Look for the word "Meine". Copy every line of the listing where it occurs.

= Beginning of Section =

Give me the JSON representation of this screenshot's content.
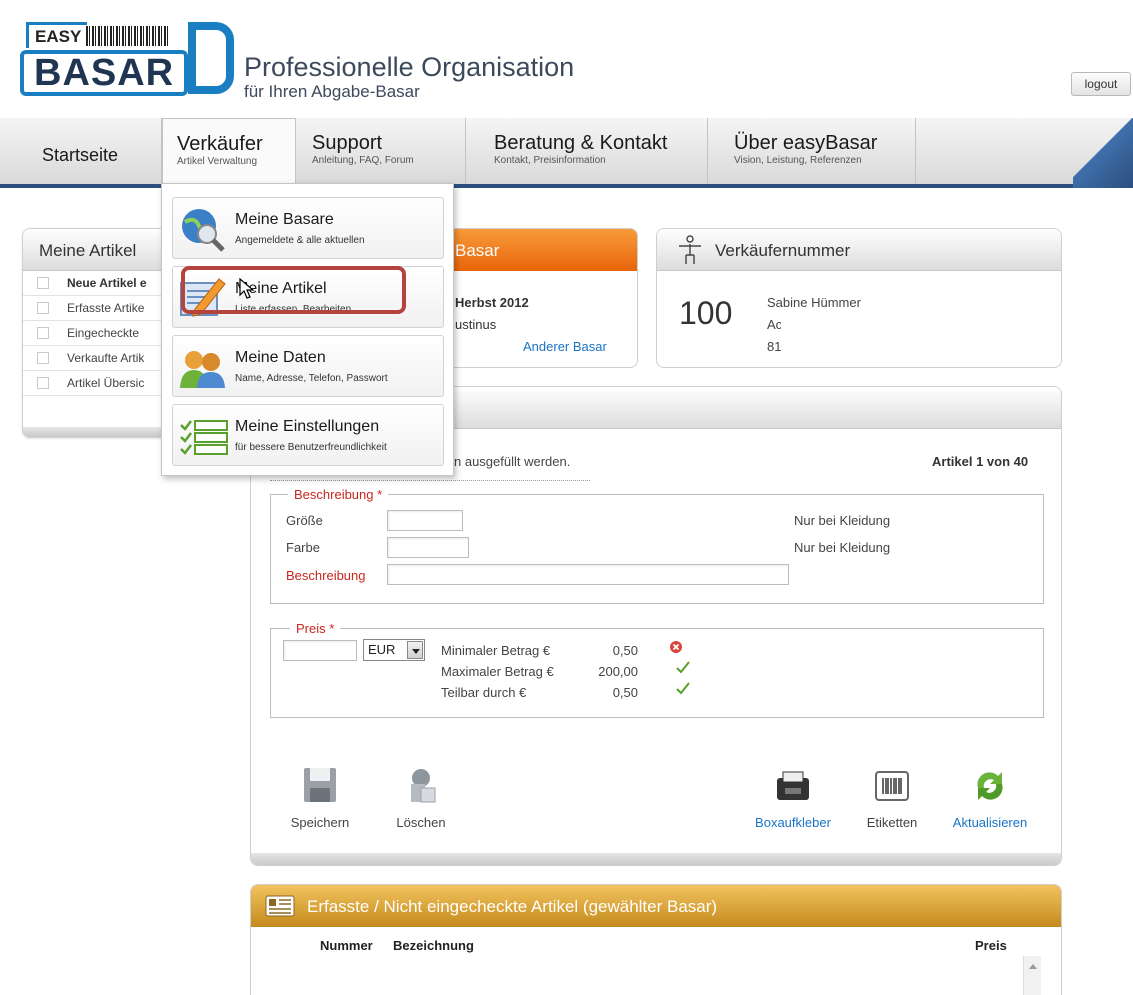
{
  "header": {
    "logo_top": "EASY",
    "logo_bottom": "BASAR",
    "title": "Professionelle Organisation",
    "subtitle": "für Ihren Abgabe-Basar",
    "logout_label": "logout"
  },
  "nav": {
    "items": [
      {
        "label": "Startseite",
        "sub": ""
      },
      {
        "label": "Verkäufer",
        "sub": "Artikel Verwaltung"
      },
      {
        "label": "Support",
        "sub": "Anleitung, FAQ, Forum"
      },
      {
        "label": "Beratung & Kontakt",
        "sub": "Kontakt, Preisinformation"
      },
      {
        "label": "Über easyBasar",
        "sub": "Vision, Leistung, Referenzen"
      }
    ]
  },
  "dropdown": {
    "items": [
      {
        "label": "Meine Basare",
        "sub": "Angemeldete & alle aktuellen",
        "icon": "globe-search-icon"
      },
      {
        "label": "Meine Artikel",
        "sub": "Liste erfassen, Bearbeiten",
        "icon": "pencil-document-icon"
      },
      {
        "label": "Meine Daten",
        "sub": "Name, Adresse, Telefon, Passwort",
        "icon": "users-icon"
      },
      {
        "label": "Meine Einstellungen",
        "sub": "für bessere Benutzerfreundlichkeit",
        "icon": "checklist-icon"
      }
    ]
  },
  "left_panel": {
    "title": "Meine Artikel",
    "items": [
      "Neue Artikel e",
      "Erfasste Artike",
      "Eingecheckte",
      "Verkaufte Artik",
      "Artikel Übersic"
    ]
  },
  "basar_panel": {
    "title": "Basar",
    "line1": "Herbst 2012",
    "line2": "ustinus",
    "link": "Anderer Basar"
  },
  "seller_panel": {
    "title": "Verkäufernummer",
    "number": "100",
    "name": "Sabine Hümmer",
    "addr1": "Ac",
    "addr2": "81"
  },
  "form": {
    "hint": "n ausgefüllt werden.",
    "counter": "Artikel 1 von 40",
    "desc_legend": "Beschreibung *",
    "size_label": "Größe",
    "color_label": "Farbe",
    "desc_label": "Beschreibung",
    "size_value": "",
    "color_value": "",
    "desc_value": "",
    "clothing_note_1": "Nur bei Kleidung",
    "clothing_note_2": "Nur bei Kleidung",
    "price_legend": "Preis *",
    "price_value": "",
    "currency": "EUR",
    "min_label": "Minimaler Betrag €",
    "min_value": "0,50",
    "min_status": "error",
    "max_label": "Maximaler Betrag €",
    "max_value": "200,00",
    "max_status": "ok",
    "div_label": "Teilbar durch €",
    "div_value": "0,50",
    "div_status": "ok"
  },
  "actions": {
    "save": "Speichern",
    "delete": "Löschen",
    "box_label": "Boxaufkleber",
    "labels": "Etiketten",
    "refresh": "Aktualisieren"
  },
  "list_panel": {
    "title": "Erfasste / Nicht eingecheckte Artikel (gewählter Basar)",
    "col_number": "Nummer",
    "col_desc": "Bezeichnung",
    "col_price": "Preis"
  },
  "colors": {
    "nav_accent": "#2c4f7e",
    "highlight": "#b5443f",
    "basar_orange": "#e8640a",
    "list_gold": "#c48a1c",
    "required_red": "#c9261f",
    "link_blue": "#1a73c5",
    "ok_green": "#5aa02c"
  }
}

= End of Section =

**The answer:**
        "label": "Meine Basare",
        "label": "Meine Artikel",
        "label": "Meine Daten",
        "label": "Meine Einstellungen",
    "title": "Meine Artikel",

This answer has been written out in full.